“To generate buzz around the launch of the device, the PS Vita ad campaign will incorporate a #GAMECHANGER hashtag into nearly all creative executions,” the email allegedly said. “The campaign starts on February 13th, and to get the conversation started, we're asking YOU to Tweet about the PlayStation Vita using the #GAMECHANGER hashtag.”
The FTC alleged that employees subsequently used their personal Twitter accounts to make positive posts about the PS Vita.
For instance, one employee allegedly tweeted, “Got the chance to get my hands on a PS Vita and I'm amazed how great the graphics are. It’s definitely a #gamechanger!” according to the FTC.
The FTC alleged that the Twitter initiative was deceptive because the employees didn't indicate in their tweets that they worked for Deutsch. “This fact would have been material to consumers in their purchasing decision regarding the PS Vita,” the FTC says in its complaint. “The failure to disclose this fact, in light of the representation made, was, and is, a deceptive practice.”
Regulators also charged the agency with creating ads misleading television ads, which allegedly indicated that users would be able to pause games on PS3 consoles and pick up where they left off on the PS Vita.
Deutsch “failed to disclose that, to use this feature, consumers must own two versions of the same game for each console,” the FTC alleges. “This fact would be material to consumers in their purchase and use of the PS Vita. The failure to disclose this fact, in light of the representation made, was, and is, a deceptive practice.”

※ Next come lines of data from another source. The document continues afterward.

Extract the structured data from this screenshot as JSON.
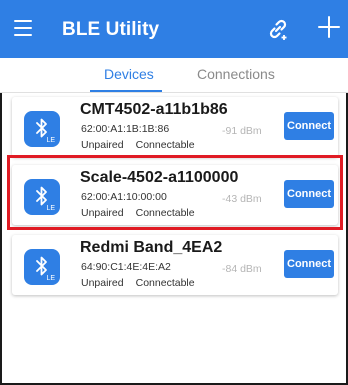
{
  "app": {
    "title": "BLE Utility"
  },
  "tabs": [
    {
      "label": "Devices",
      "active": true
    },
    {
      "label": "Connections",
      "active": false
    }
  ],
  "devices": [
    {
      "name": "CMT4502-a11b1b86",
      "mac": "62:00:A1:1B:1B:86",
      "bond_state": "Unpaired",
      "connectable": "Connectable",
      "rssi": "-91 dBm",
      "button": "Connect",
      "badge": "LE"
    },
    {
      "name": "Scale-4502-a1100000",
      "mac": "62:00:A1:10:00:00",
      "bond_state": "Unpaired",
      "connectable": "Connectable",
      "rssi": "-43 dBm",
      "button": "Connect",
      "badge": "LE",
      "highlighted": true
    },
    {
      "name": "Redmi Band_4EA2",
      "mac": "64:90:C1:4E:4E:A2",
      "bond_state": "Unpaired",
      "connectable": "Connectable",
      "rssi": "-84 dBm",
      "button": "Connect",
      "badge": "LE"
    }
  ],
  "icons": {
    "menu": "hamburger-menu-icon",
    "link": "link-icon",
    "add": "plus-icon",
    "device": "bluetooth-le-icon"
  },
  "colors": {
    "accent": "#2f7fe4",
    "highlight": "#e01b24",
    "rssi": "#b5b5b5"
  }
}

Sony also was charged with deceiving consumers in its ads for the PS Vita. The company agreed to offer refunds of either $25 cash or a $50 voucher for merchandise.
Deutsch agreed to settle all charges against it by promising that it won't in the future misrepresent the features of handheld gaming consoles. The agency also promised to disclose any material connections between an endorser of a videogame or gaming console and the marketer.
Not everyone thinks the FTC's complaint made out an iron-clad case against the ad agency.
Santa Clara University law professor Eric Goldman points out that the positive tweets by employees might have reflected their honest opinions — in which case the FTC's stance could mark an incursion on the employees' free-speech rights.
“The complaint seems to suggest these people could never tweet the hashtag #gamechanger without it being an ad,” Goldman says. But, he said, the allegations are consistent with other FTC statements condemning astroturfing. “The FTC hates inauthentic online content,” he says.
The allegations relating to the content of TV ads aren't unprecedented, but the FTC doesn't bring those kinds of charges against agencies every time a marketer runs a problematic campaign, Goldman says.
He adds that the charges raise questions about whether agencies are in a position to question marketers' claims. “Do we really expect ad agencies to properly police what their advertisers are saying?” he asks.